The coach noted that involvement in the league benefits the players on many levels.

“Like all team sports our players learn to follow directions and support each other in a group setting,” Fleischman said. “Students get to participate. They get to represent their school. They make friends, build confidence in social settings and improve physical stamina.”

Holman said the students on his team “really enjoy the interaction with the other players and traveling to different schools, especially Fluvanna County — they have a big school.”

Draper asked student-coaches Trent, Walton and Nash how the Heartland Conference has benefited the players involved, and she said they said that “it has encouraged the players to believe they can do what others do when playing basketball.”

“The student-coaches … said that they have enjoyed working with the students and have loved their smiles and will take with them lots of memories,” Draper said.

She added that “the (MBL) players have learned confidence, cooperation, teamwork, the rules of the game and school/team spirit. Some of the players could not even throw a basketball, and now they can make a basket. Some could not dribble the ball, and now they can dribble the ball all the way down the court.”
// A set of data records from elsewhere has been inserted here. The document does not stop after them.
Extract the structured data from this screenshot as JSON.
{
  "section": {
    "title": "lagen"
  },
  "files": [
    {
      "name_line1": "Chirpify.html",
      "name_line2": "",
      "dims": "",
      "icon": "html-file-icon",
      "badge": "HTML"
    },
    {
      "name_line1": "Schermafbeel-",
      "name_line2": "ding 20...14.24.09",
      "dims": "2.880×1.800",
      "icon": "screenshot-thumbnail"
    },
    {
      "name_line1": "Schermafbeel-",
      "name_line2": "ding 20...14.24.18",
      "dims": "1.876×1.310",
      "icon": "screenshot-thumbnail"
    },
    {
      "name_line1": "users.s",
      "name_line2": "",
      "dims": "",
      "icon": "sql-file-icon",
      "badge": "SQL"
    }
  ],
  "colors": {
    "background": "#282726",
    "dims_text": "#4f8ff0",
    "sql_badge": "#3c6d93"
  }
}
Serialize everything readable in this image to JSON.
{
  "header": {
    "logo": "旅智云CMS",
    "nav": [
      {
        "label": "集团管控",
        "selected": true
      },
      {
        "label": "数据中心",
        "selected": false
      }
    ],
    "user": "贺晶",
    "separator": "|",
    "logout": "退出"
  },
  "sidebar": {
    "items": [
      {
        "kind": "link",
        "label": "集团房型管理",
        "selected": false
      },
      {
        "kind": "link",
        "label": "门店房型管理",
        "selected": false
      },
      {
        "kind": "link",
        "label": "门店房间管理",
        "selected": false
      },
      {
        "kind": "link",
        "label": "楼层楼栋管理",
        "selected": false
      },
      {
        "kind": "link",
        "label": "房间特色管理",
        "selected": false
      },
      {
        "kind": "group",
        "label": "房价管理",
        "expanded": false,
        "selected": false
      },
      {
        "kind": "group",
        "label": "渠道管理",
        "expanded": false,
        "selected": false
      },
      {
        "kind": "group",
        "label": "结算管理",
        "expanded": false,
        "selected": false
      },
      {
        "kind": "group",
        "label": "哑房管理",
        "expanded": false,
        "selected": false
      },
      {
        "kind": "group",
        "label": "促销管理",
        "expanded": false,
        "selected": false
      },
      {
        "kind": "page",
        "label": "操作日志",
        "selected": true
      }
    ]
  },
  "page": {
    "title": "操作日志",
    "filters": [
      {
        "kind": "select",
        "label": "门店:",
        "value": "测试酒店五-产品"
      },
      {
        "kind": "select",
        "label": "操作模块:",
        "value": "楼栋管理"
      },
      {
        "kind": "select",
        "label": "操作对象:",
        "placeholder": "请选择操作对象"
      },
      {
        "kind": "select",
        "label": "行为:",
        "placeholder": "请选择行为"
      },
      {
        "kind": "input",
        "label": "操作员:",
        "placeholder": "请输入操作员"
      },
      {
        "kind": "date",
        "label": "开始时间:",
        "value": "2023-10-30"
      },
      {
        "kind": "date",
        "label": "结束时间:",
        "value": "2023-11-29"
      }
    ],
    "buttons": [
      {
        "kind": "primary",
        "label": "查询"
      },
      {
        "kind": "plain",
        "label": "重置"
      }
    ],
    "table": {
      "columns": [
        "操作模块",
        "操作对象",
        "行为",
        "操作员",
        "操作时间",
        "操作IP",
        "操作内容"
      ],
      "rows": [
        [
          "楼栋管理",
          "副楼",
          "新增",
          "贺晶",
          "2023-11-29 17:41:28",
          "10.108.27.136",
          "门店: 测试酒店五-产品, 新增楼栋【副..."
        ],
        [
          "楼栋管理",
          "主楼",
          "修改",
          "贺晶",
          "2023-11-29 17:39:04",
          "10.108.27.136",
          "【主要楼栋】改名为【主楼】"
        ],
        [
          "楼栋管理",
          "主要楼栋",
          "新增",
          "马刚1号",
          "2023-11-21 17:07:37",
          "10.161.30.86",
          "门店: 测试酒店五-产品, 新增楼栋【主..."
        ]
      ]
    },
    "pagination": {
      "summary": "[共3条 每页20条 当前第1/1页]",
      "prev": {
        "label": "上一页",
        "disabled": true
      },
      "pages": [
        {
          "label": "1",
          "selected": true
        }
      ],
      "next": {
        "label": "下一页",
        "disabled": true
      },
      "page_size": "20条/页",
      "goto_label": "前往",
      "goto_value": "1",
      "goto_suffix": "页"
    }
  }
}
Holman highlighted a few players on his team for outstanding performances, including Cornal Green, for his three-point shooting, L.J. St. John, for his defense, and Corey Eppes, for inbounding the ball.

For Cumberland, Fleischman said, “Izaiya Booker improved in assists over the season. Keandra Chambers and Gabby Phelps cheered enthusiastically for both teams playing all season. Matthias Duncan improved in stamina over the season. Alexis Smith made all of the  guest-team players feel welcomed. Tykerria Kidd played her first quarter of a game. John Marion attended every game.”

Holman said what he enjoyed most about coaching in the league was seeing students from each participating school getting their moment to shine.

Fleischman said she enjoyed seeing the students stand at attention for the national anthem, smile when they made a friend at another school, and she enjoyed seeing them represent their school with their talents and compassion for others.